(Data items)
-- -- --
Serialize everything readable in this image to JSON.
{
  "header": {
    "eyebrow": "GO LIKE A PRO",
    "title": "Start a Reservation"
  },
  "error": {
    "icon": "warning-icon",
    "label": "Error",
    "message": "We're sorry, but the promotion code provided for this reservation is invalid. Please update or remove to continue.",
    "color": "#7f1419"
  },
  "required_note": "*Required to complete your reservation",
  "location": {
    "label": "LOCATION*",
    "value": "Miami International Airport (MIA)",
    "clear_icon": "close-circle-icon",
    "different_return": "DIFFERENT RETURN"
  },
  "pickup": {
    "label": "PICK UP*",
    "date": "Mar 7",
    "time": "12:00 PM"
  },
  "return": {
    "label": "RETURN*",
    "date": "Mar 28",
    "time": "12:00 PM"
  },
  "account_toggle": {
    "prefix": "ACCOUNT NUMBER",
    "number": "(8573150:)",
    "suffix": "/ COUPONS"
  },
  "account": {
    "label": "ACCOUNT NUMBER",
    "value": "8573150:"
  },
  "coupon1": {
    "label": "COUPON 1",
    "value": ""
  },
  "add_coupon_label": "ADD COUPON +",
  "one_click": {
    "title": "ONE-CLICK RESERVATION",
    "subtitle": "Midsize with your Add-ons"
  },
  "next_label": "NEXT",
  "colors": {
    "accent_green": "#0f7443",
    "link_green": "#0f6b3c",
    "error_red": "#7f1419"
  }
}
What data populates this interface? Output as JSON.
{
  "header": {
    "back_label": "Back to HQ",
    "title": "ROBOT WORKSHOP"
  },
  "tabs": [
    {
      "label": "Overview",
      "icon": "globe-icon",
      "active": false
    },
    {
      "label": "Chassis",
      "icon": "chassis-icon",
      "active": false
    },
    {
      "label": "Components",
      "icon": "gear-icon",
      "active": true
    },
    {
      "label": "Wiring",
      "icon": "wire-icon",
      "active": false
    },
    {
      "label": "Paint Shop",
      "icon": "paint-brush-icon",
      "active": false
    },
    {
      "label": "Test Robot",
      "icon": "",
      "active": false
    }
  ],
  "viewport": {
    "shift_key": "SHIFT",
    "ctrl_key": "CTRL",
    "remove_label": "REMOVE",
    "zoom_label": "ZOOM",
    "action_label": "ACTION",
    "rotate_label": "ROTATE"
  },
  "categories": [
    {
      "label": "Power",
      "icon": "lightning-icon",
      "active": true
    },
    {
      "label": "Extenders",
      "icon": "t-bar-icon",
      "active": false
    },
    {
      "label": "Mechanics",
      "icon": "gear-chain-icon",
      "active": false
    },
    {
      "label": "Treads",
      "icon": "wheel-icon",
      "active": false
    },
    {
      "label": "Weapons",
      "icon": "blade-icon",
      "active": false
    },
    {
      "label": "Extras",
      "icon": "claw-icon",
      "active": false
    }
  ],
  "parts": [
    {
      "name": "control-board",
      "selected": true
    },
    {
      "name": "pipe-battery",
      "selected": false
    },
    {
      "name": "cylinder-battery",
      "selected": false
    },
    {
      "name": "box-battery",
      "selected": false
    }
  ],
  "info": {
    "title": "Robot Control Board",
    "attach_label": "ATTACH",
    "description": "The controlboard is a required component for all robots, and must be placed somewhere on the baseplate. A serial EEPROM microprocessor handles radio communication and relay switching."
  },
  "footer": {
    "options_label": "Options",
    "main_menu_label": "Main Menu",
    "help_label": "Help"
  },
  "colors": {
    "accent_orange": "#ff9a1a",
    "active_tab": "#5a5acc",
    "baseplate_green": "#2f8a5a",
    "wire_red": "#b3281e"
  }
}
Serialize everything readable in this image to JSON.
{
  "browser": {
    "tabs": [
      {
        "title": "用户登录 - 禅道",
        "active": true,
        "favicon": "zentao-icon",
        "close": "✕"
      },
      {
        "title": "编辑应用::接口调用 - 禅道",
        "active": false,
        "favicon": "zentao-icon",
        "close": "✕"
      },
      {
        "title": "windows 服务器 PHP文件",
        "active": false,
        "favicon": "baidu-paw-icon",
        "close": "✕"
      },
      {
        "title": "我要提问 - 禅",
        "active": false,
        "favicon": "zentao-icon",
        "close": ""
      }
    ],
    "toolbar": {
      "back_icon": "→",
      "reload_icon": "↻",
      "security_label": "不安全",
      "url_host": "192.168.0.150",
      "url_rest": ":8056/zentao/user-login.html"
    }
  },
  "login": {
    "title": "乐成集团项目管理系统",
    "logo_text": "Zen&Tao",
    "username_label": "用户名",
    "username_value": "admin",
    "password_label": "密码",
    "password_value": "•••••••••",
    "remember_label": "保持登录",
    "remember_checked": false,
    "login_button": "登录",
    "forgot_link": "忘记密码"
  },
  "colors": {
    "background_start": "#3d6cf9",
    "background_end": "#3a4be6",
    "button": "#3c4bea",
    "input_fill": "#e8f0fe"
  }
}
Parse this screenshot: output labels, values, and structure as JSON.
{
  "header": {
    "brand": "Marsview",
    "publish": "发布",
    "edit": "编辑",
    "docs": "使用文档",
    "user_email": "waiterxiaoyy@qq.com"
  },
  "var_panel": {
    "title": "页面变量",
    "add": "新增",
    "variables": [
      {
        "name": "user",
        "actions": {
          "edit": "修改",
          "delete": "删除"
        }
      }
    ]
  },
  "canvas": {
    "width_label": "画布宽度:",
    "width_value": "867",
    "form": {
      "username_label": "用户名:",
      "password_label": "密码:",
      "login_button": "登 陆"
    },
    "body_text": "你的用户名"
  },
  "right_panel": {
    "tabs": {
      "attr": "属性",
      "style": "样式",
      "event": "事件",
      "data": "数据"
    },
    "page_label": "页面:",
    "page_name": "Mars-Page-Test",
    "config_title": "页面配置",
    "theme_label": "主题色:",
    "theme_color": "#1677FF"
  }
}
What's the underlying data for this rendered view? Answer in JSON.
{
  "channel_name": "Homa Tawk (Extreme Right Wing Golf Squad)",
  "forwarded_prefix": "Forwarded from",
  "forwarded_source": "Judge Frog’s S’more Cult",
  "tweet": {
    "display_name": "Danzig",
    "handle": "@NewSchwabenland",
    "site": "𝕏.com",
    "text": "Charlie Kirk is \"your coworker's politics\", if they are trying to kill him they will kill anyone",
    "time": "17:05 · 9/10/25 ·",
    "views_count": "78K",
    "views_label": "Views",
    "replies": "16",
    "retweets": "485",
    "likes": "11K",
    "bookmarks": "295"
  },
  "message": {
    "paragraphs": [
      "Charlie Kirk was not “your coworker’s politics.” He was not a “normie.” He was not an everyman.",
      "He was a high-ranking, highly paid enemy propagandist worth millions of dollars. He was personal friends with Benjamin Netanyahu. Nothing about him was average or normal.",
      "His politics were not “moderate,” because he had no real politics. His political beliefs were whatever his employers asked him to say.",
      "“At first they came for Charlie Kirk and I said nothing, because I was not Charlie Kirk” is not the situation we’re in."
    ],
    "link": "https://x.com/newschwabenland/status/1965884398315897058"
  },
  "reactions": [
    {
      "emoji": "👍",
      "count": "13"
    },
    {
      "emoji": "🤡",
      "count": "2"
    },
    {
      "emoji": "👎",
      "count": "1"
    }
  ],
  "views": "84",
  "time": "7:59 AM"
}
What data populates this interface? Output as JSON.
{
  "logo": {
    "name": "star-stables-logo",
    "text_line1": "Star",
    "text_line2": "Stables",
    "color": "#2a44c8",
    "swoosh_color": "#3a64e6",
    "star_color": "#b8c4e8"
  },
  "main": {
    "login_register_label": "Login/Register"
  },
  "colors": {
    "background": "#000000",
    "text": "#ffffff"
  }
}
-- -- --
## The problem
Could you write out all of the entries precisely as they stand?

## Answer box
Serialize everything readable in this image to JSON.
{
  "header": {
    "eyebrow": "GO LIKE A PRO",
    "title": "Start a Reservation"
  },
  "error": {
    "icon": "warning-icon",
    "label": "Error",
    "message": "We're sorry, but the promotion code provided for this reservation is invalid. Please update or remove to continue.",
    "color": "#7f1419"
  },
  "required_note": "*Required to complete your reservation",
  "location": {
    "label": "LOCATION*",
    "value": "Miami International Airport (MIA)",
    "clear_icon": "close-circle-icon",
    "different_return": "DIFFERENT RETURN"
  },
  "pickup": {
    "label": "PICK UP*",
    "date": "Mar 7",
    "time": "12:00 PM"
  },
  "return": {
    "label": "RETURN*",
    "date": "Mar 28",
    "time": "12:00 PM"
  },
  "account_toggle": {
    "prefix": "ACCOUNT NUMBER",
    "number": "(8573150:)",
    "suffix": "/ COUPONS"
  },
  "account": {
    "label": "ACCOUNT NUMBER",
    "value": "8573150:"
  },
  "coupon1": {
    "label": "COUPON 1",
    "value": ""
  },
  "add_coupon_label": "ADD COUPON +",
  "one_click": {
    "title": "ONE-CLICK RESERVATION",
    "subtitle": "Midsize with your Add-ons"
  },
  "next_label": "NEXT",
  "colors": {
    "accent_green": "#0f7443",
    "link_green": "#0f6b3c",
    "error_red": "#7f1419"
  }
}
What data populates this interface? Output as JSON.
{
  "header": {
    "back_label": "Back to HQ",
    "title": "ROBOT WORKSHOP"
  },
  "tabs": [
    {
      "label": "Overview",
      "icon": "globe-icon",
      "active": false
    },
    {
      "label": "Chassis",
      "icon": "chassis-icon",
      "active": false
    },
    {
      "label": "Components",
      "icon": "gear-icon",
      "active": true
    },
    {
      "label": "Wiring",
      "icon": "wire-icon",
      "active": false
    },
    {
      "label": "Paint Shop",
      "icon": "paint-brush-icon",
      "active": false
    },
    {
      "label": "Test Robot",
      "icon": "",
      "active": false
    }
  ],
  "viewport": {
    "shift_key": "SHIFT",
    "ctrl_key": "CTRL",
    "remove_label": "REMOVE",
    "zoom_label": "ZOOM",
    "action_label": "ACTION",
    "rotate_label": "ROTATE"
  },
  "categories": [
    {
      "label": "Power",
      "icon": "lightning-icon",
      "active": true
    },
    {
      "label": "Extenders",
      "icon": "t-bar-icon",
      "active": false
    },
    {
      "label": "Mechanics",
      "icon": "gear-chain-icon",
      "active": false
    },
    {
      "label": "Treads",
      "icon": "wheel-icon",
      "active": false
    },
    {
      "label": "Weapons",
      "icon": "blade-icon",
      "active": false
    },
    {
      "label": "Extras",
      "icon": "claw-icon",
      "active": false
    }
  ],
  "parts": [
    {
      "name": "control-board",
      "selected": true
    },
    {
      "name": "pipe-battery",
      "selected": false
    },
    {
      "name": "cylinder-battery",
      "selected": false
    },
    {
      "name": "box-battery",
      "selected": false
    }
  ],
  "info": {
    "title": "Robot Control Board",
    "attach_label": "ATTACH",
    "description": "The controlboard is a required component for all robots, and must be placed somewhere on the baseplate. A serial EEPROM microprocessor handles radio communication and relay switching."
  },
  "footer": {
    "options_label": "Options",
    "main_menu_label": "Main Menu",
    "help_label": "Help"
  },
  "colors": {
    "accent_orange": "#ff9a1a",
    "active_tab": "#5a5acc",
    "baseplate_green": "#2f8a5a",
    "wire_red": "#b3281e"
  }
}
Serialize everything readable in this image to JSON.
{
  "browser": {
    "tabs": [
      {
        "title": "用户登录 - 禅道",
        "active": true,
        "favicon": "zentao-icon",
        "close": "✕"
      },
      {
        "title": "编辑应用::接口调用 - 禅道",
        "active": false,
        "favicon": "zentao-icon",
        "close": "✕"
      },
      {
        "title": "windows 服务器 PHP文件",
        "active": false,
        "favicon": "baidu-paw-icon",
        "close": "✕"
      },
      {
        "title": "我要提问 - 禅",
        "active": false,
        "favicon": "zentao-icon",
        "close": ""
      }
    ],
    "toolbar": {
      "back_icon": "→",
      "reload_icon": "↻",
      "security_label": "不安全",
      "url_host": "192.168.0.150",
      "url_rest": ":8056/zentao/user-login.html"
    }
  },
  "login": {
    "title": "乐成集团项目管理系统",
    "logo_text": "Zen&Tao",
    "username_label": "用户名",
    "username_value": "admin",
    "password_label": "密码",
    "password_value": "•••••••••",
    "remember_label": "保持登录",
    "remember_checked": false,
    "login_button": "登录",
    "forgot_link": "忘记密码"
  },
  "colors": {
    "background_start": "#3d6cf9",
    "background_end": "#3a4be6",
    "button": "#3c4bea",
    "input_fill": "#e8f0fe"
  }
}
Parse this screenshot: output labels, values, and structure as JSON.
{
  "header": {
    "brand": "Marsview",
    "publish": "发布",
    "edit": "编辑",
    "docs": "使用文档",
    "user_email": "waiterxiaoyy@qq.com"
  },
  "var_panel": {
    "title": "页面变量",
    "add": "新增",
    "variables": [
      {
        "name": "user",
        "actions": {
          "edit": "修改",
          "delete": "删除"
        }
      }
    ]
  },
  "canvas": {
    "width_label": "画布宽度:",
    "width_value": "867",
    "form": {
      "username_label": "用户名:",
      "password_label": "密码:",
      "login_button": "登 陆"
    },
    "body_text": "你的用户名"
  },
  "right_panel": {
    "tabs": {
      "attr": "属性",
      "style": "样式",
      "event": "事件",
      "data": "数据"
    },
    "page_label": "页面:",
    "page_name": "Mars-Page-Test",
    "config_title": "页面配置",
    "theme_label": "主题色:",
    "theme_color": "#1677FF"
  }
}
What's the underlying data for this rendered view? Answer in JSON.
{
  "channel_name": "Homa Tawk (Extreme Right Wing Golf Squad)",
  "forwarded_prefix": "Forwarded from",
  "forwarded_source": "Judge Frog’s S’more Cult",
  "tweet": {
    "display_name": "Danzig",
    "handle": "@NewSchwabenland",
    "site": "𝕏.com",
    "text": "Charlie Kirk is \"your coworker's politics\", if they are trying to kill him they will kill anyone",
    "time": "17:05 · 9/10/25 ·",
    "views_count": "78K",
    "views_label": "Views",
    "replies": "16",
    "retweets": "485",
    "likes": "11K",
    "bookmarks": "295"
  },
  "message": {
    "paragraphs": [
      "Charlie Kirk was not “your coworker’s politics.” He was not a “normie.” He was not an everyman.",
      "He was a high-ranking, highly paid enemy propagandist worth millions of dollars. He was personal friends with Benjamin Netanyahu. Nothing about him was average or normal.",
      "His politics were not “moderate,” because he had no real politics. His political beliefs were whatever his employers asked him to say.",
      "“At first they came for Charlie Kirk and I said nothing, because I was not Charlie Kirk” is not the situation we’re in."
    ],
    "link": "https://x.com/newschwabenland/status/1965884398315897058"
  },
  "reactions": [
    {
      "emoji": "👍",
      "count": "13"
    },
    {
      "emoji": "🤡",
      "count": "2"
    },
    {
      "emoji": "👎",
      "count": "1"
    }
  ],
  "views": "84",
  "time": "7:59 AM"
}
What data populates this interface? Output as JSON.
{
  "logo": {
    "name": "star-stables-logo",
    "text_line1": "Star",
    "text_line2": "Stables",
    "color": "#2a44c8",
    "swoosh_color": "#3a64e6",
    "star_color": "#b8c4e8"
  },
  "main": {
    "login_register_label": "Login/Register"
  },
  "colors": {
    "background": "#000000",
    "text": "#ffffff"
  }
}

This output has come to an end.